* **Action item**: What lines in the data hold the string "gate"? Show them.

* **Records shown**:
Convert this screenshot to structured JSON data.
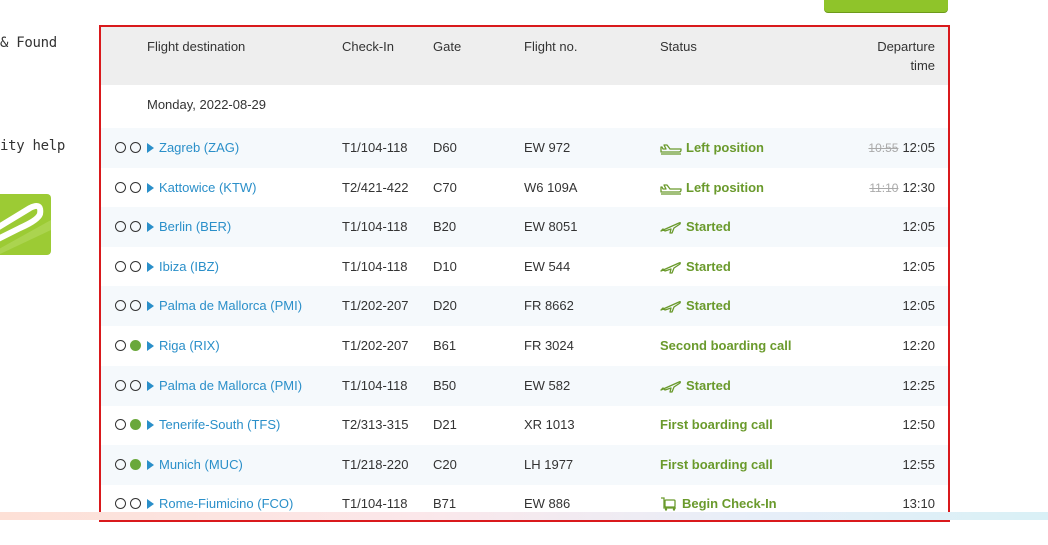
{
  "left_nav": {
    "lost_found": "& Found",
    "security_help": "ity help"
  },
  "table": {
    "headers": {
      "destination": "Flight destination",
      "checkin": "Check-In",
      "gate": "Gate",
      "flightno": "Flight no.",
      "status": "Status",
      "departure_line1": "Departure",
      "departure_line2": "time"
    },
    "date": "Monday, 2022-08-29",
    "rows": [
      {
        "dest": "Zagreb (ZAG)",
        "checkin": "T1/104-118",
        "gate": "D60",
        "flight": "EW 972",
        "status": "Left position",
        "status_icon": "plane-taxi-icon",
        "old_time": "10:55",
        "time": "12:05",
        "c1": false,
        "c2": false
      },
      {
        "dest": "Kattowice (KTW)",
        "checkin": "T2/421-422",
        "gate": "C70",
        "flight": "W6 109A",
        "status": "Left position",
        "status_icon": "plane-taxi-icon",
        "old_time": "11:10",
        "time": "12:30",
        "c1": false,
        "c2": false
      },
      {
        "dest": "Berlin (BER)",
        "checkin": "T1/104-118",
        "gate": "B20",
        "flight": "EW 8051",
        "status": "Started",
        "status_icon": "plane-takeoff-icon",
        "old_time": "",
        "time": "12:05",
        "c1": false,
        "c2": false
      },
      {
        "dest": "Ibiza (IBZ)",
        "checkin": "T1/104-118",
        "gate": "D10",
        "flight": "EW 544",
        "status": "Started",
        "status_icon": "plane-takeoff-icon",
        "old_time": "",
        "time": "12:05",
        "c1": false,
        "c2": false
      },
      {
        "dest": "Palma de Mallorca (PMI)",
        "checkin": "T1/202-207",
        "gate": "D20",
        "flight": "FR 8662",
        "status": "Started",
        "status_icon": "plane-takeoff-icon",
        "old_time": "",
        "time": "12:05",
        "c1": false,
        "c2": false
      },
      {
        "dest": "Riga (RIX)",
        "checkin": "T1/202-207",
        "gate": "B61",
        "flight": "FR 3024",
        "status": "Second boarding call",
        "status_icon": "",
        "old_time": "",
        "time": "12:20",
        "c1": false,
        "c2": true
      },
      {
        "dest": "Palma de Mallorca (PMI)",
        "checkin": "T1/104-118",
        "gate": "B50",
        "flight": "EW 582",
        "status": "Started",
        "status_icon": "plane-takeoff-icon",
        "old_time": "",
        "time": "12:25",
        "c1": false,
        "c2": false
      },
      {
        "dest": "Tenerife-South (TFS)",
        "checkin": "T2/313-315",
        "gate": "D21",
        "flight": "XR 1013",
        "status": "First boarding call",
        "status_icon": "",
        "old_time": "",
        "time": "12:50",
        "c1": false,
        "c2": true
      },
      {
        "dest": "Munich (MUC)",
        "checkin": "T1/218-220",
        "gate": "C20",
        "flight": "LH 1977",
        "status": "First boarding call",
        "status_icon": "",
        "old_time": "",
        "time": "12:55",
        "c1": false,
        "c2": true
      },
      {
        "dest": "Rome-Fiumicino (FCO)",
        "checkin": "T1/104-118",
        "gate": "B71",
        "flight": "EW 886",
        "status": "Begin Check-In",
        "status_icon": "luggage-cart-icon",
        "old_time": "",
        "time": "13:10",
        "c1": false,
        "c2": false
      }
    ]
  },
  "colors": {
    "border": "#d9191c",
    "link": "#2a8fc9",
    "status": "#6a9a2c",
    "accent": "#8fc42a"
  }
}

* **Solution for this task**:
      "gate": "Gate",
        "gate": "D60",
        "gate": "C70",
        "gate": "B20",
        "gate": "D10",
        "gate": "D20",
        "gate": "B61",
        "gate": "B50",
        "gate": "D21",
        "gate": "C20",
        "gate": "B71",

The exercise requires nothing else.